It is widely accepted that over the past few years, Islamic finance institutions and start-ups in this domain are required to provide new services and alternative options, while differentiating their service offerings.
‘Disruption’ in financial services seems to drive customer behavior, business models, and the long-term structure of the industry. Collaboration between regulators, incumbents and new entrants will lead to better measurements of the risk profiles in the industry. Innovation seems to have the greatest impact when deploying business models that are platform-based, data-intensive, client-driven, and capital-light.
Incumbent institutions will employ parallel strategies; aggressively competing with new entrants while also leveraging legacy assets to provide those same new entrants with infrastructure and access to services.

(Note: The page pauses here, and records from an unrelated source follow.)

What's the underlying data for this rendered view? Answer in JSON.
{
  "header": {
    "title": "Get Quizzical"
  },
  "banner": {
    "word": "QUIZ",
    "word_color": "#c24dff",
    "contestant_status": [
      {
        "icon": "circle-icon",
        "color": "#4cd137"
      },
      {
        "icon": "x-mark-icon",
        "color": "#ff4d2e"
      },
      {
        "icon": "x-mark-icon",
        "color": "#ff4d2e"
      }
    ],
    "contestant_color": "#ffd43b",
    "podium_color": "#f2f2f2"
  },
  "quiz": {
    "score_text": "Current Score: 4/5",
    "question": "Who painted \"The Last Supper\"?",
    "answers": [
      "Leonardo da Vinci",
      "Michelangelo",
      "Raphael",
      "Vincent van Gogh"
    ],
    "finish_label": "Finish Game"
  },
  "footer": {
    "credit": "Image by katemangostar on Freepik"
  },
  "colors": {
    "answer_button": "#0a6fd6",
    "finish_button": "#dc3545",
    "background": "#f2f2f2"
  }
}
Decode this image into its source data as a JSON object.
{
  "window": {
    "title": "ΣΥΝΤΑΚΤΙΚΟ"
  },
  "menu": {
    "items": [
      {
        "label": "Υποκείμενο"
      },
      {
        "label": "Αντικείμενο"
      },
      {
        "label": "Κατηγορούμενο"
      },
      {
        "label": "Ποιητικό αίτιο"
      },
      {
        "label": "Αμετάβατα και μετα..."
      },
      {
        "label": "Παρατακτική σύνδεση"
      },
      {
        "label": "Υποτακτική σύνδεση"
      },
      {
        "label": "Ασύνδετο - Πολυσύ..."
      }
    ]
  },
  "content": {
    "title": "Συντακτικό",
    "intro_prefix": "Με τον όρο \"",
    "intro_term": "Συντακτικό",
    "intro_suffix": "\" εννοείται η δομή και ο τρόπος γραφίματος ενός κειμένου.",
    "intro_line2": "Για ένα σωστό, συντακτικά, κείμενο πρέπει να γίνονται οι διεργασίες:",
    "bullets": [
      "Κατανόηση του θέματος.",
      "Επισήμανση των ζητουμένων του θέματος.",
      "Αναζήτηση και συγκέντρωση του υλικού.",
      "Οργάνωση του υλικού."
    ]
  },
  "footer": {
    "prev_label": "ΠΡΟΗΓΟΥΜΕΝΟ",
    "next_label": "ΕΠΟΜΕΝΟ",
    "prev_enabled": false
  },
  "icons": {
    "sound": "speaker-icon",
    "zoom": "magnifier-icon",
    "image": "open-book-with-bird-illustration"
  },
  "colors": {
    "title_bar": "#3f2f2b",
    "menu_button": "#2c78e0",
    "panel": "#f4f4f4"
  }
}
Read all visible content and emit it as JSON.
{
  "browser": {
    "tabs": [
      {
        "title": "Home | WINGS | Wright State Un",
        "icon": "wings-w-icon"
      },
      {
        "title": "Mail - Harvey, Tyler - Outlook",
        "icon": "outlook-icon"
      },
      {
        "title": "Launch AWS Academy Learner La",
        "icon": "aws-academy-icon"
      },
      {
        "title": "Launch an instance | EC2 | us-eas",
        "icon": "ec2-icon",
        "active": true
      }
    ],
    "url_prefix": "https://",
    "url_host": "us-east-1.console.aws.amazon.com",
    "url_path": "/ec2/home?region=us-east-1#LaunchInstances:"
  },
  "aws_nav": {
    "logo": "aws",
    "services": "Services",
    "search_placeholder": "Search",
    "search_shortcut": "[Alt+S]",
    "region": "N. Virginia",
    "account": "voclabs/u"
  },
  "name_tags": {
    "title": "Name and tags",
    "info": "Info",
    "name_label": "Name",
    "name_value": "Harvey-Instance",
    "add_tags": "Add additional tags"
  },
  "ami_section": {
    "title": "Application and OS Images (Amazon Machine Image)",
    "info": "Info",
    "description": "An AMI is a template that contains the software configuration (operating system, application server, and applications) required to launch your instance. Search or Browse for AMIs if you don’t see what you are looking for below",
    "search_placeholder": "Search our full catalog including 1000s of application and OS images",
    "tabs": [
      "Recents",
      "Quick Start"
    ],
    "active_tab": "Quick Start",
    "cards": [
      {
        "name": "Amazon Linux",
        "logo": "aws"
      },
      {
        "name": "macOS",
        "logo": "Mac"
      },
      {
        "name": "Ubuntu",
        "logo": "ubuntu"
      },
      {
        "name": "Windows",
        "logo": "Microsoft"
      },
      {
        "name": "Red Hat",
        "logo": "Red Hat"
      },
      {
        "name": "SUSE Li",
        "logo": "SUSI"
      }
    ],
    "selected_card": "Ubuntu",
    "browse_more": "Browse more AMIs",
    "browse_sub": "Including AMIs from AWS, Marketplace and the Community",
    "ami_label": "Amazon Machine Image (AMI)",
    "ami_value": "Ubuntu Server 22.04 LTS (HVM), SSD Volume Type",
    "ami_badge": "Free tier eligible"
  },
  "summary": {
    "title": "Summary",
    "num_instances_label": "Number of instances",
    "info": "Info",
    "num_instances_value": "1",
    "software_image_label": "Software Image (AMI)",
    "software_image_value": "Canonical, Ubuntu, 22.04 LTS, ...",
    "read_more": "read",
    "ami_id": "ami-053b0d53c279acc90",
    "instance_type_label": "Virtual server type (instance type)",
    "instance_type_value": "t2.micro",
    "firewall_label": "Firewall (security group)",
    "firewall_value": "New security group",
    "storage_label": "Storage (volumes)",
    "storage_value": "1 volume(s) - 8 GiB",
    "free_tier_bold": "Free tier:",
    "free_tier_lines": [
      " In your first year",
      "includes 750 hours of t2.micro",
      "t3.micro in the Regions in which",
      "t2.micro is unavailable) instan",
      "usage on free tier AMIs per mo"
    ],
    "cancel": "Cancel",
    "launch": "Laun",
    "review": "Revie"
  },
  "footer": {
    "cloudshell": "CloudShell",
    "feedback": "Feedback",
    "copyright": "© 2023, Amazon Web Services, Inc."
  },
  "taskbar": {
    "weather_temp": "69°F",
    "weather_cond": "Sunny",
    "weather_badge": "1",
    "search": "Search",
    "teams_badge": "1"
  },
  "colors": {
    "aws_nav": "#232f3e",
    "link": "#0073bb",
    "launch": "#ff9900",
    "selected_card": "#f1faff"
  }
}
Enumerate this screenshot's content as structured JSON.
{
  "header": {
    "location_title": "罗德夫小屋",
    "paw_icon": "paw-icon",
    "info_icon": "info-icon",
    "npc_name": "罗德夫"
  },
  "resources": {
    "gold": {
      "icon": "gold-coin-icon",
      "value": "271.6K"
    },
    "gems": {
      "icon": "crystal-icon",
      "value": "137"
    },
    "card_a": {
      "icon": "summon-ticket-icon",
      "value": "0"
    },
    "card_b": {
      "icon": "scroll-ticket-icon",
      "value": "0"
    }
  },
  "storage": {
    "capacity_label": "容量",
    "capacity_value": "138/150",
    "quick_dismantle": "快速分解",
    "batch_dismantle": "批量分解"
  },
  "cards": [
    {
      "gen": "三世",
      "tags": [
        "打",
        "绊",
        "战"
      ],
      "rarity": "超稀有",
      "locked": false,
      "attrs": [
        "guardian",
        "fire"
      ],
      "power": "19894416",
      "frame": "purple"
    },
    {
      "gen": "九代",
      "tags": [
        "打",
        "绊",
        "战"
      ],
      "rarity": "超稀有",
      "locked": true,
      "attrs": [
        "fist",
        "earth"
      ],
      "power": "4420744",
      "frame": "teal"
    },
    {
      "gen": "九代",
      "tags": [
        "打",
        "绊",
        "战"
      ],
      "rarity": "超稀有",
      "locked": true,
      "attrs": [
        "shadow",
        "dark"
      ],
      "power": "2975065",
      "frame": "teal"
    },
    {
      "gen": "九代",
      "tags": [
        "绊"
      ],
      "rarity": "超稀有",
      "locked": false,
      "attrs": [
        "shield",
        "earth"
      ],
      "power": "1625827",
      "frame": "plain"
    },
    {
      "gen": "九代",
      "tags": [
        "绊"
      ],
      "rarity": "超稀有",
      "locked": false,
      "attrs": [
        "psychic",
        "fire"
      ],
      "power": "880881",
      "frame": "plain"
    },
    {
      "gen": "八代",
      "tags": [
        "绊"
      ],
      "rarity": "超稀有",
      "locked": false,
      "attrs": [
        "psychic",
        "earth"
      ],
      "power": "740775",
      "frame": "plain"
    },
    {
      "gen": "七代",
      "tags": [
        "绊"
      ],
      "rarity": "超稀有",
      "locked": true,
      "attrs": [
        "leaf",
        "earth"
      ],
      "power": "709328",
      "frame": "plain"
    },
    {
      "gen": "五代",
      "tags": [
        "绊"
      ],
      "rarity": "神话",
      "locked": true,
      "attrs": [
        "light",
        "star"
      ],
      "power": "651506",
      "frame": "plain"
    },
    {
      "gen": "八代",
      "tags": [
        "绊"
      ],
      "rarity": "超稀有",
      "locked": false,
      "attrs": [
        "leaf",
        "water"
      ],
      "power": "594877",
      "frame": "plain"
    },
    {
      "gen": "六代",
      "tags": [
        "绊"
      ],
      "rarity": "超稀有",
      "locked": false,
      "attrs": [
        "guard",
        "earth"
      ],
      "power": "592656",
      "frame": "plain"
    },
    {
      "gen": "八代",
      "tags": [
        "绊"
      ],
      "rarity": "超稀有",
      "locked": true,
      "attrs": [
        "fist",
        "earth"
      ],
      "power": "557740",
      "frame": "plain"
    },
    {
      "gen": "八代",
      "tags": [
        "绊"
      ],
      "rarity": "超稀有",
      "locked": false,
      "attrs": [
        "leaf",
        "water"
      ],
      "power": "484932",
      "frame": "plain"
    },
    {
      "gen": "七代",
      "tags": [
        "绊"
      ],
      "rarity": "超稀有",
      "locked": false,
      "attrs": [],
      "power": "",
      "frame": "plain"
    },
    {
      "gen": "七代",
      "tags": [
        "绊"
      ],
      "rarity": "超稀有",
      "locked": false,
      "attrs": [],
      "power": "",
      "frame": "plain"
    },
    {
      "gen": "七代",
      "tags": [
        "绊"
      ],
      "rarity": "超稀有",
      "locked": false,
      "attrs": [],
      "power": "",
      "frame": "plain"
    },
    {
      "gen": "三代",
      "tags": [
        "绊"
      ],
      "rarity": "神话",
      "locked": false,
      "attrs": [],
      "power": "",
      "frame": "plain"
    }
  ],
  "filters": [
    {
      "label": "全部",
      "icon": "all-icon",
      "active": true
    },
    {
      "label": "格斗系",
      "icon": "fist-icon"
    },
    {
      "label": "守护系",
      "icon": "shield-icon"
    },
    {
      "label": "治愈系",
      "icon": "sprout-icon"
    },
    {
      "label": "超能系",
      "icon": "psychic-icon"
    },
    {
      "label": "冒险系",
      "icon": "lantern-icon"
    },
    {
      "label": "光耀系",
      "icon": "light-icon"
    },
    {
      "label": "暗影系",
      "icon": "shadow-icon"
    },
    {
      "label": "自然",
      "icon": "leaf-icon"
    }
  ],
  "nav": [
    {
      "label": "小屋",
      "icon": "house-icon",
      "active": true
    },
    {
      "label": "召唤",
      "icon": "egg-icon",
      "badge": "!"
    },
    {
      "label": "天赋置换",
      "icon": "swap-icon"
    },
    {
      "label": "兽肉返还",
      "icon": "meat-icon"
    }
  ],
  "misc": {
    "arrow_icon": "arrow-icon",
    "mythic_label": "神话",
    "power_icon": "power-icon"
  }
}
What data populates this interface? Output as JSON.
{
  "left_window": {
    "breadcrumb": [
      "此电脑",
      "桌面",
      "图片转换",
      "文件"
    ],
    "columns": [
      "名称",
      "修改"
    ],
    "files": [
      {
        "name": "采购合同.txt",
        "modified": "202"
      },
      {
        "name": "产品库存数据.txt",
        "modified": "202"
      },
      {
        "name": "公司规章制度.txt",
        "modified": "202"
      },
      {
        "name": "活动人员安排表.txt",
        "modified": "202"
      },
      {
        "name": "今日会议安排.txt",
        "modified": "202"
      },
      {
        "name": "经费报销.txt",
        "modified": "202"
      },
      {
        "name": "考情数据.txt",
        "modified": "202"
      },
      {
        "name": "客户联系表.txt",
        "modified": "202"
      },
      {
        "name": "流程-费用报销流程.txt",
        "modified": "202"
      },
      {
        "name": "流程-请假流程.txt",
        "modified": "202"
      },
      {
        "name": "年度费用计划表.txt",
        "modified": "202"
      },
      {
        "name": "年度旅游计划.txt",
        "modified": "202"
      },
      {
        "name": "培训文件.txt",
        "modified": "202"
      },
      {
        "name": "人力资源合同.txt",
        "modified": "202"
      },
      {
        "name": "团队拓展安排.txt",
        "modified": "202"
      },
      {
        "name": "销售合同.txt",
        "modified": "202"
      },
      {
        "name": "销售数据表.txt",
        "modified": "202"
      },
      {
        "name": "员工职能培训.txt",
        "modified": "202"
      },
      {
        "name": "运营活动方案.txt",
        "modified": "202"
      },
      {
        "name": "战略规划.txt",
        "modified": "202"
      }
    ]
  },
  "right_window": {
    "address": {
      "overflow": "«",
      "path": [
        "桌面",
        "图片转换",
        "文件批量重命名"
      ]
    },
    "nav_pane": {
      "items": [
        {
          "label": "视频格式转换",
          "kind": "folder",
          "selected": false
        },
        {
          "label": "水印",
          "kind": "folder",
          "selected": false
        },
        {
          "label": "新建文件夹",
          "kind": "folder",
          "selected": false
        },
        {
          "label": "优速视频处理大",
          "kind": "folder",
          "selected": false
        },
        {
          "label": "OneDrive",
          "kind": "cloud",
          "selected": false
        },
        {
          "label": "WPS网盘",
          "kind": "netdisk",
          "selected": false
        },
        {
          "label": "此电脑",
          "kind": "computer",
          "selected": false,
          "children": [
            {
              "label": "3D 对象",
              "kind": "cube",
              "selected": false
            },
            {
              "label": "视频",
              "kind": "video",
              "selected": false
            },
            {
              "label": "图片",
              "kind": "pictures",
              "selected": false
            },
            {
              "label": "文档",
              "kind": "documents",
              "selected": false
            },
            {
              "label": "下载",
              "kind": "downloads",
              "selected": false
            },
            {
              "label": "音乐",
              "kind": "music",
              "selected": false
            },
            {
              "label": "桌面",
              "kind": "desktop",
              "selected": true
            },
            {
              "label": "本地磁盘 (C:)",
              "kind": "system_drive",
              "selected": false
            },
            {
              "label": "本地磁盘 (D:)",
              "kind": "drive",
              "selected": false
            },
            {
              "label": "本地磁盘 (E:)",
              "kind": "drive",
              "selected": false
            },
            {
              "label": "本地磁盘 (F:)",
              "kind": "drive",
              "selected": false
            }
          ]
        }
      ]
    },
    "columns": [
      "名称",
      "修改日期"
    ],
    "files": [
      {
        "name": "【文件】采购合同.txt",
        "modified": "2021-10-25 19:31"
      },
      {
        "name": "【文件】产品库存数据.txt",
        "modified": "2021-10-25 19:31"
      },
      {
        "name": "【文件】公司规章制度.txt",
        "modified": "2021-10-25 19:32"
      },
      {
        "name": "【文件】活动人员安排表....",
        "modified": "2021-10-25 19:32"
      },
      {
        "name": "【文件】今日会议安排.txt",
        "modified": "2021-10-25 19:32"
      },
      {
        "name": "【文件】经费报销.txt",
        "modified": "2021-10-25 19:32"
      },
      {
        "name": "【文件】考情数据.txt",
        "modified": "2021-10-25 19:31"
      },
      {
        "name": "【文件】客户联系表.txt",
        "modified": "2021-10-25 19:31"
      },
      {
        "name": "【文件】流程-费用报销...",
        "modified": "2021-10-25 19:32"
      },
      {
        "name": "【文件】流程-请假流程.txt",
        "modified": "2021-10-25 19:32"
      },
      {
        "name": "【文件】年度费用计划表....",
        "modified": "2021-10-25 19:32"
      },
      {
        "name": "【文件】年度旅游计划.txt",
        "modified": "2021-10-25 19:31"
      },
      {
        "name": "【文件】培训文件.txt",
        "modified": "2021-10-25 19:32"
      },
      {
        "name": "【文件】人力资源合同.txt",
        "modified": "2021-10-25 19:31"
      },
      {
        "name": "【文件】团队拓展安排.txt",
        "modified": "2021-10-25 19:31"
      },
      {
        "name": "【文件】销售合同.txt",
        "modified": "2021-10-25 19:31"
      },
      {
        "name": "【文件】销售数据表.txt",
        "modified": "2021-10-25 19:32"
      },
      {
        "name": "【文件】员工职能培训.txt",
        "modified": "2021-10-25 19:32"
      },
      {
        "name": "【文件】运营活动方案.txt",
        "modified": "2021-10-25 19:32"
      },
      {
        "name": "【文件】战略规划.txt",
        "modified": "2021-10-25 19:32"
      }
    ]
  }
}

Disruption in investment management
As automated wealth management services and online tools establish a solid track record, they continue to develop their service offerings to encompass functionalities desired by the mass affluent segment or diversify to new opportunity segments. Traditional wealth managers (both for conventional and Islamic finance) find their market share reducing as a growing number of mass affluent customers prefer lower cost automated options or access more online investment tools.
To effectively compete, wealth managers need to either develop their own automated solutions, accept lower margins, or move upstream to higher-net-worth clients seeking a highly personalized experience, while at the same time offering access to online tools for an instant update.
It also seems that automated investment management platforms ‘commoditize’ a large portion of the wealth management transactions by automating standardized activities (e.g. asset allocation) and formerly high-value services (e.g. tax loss harvesting). However, the demand for in-person interactions and other specialized transactions continues to be valued by the customers, especially for Islamic finance markets.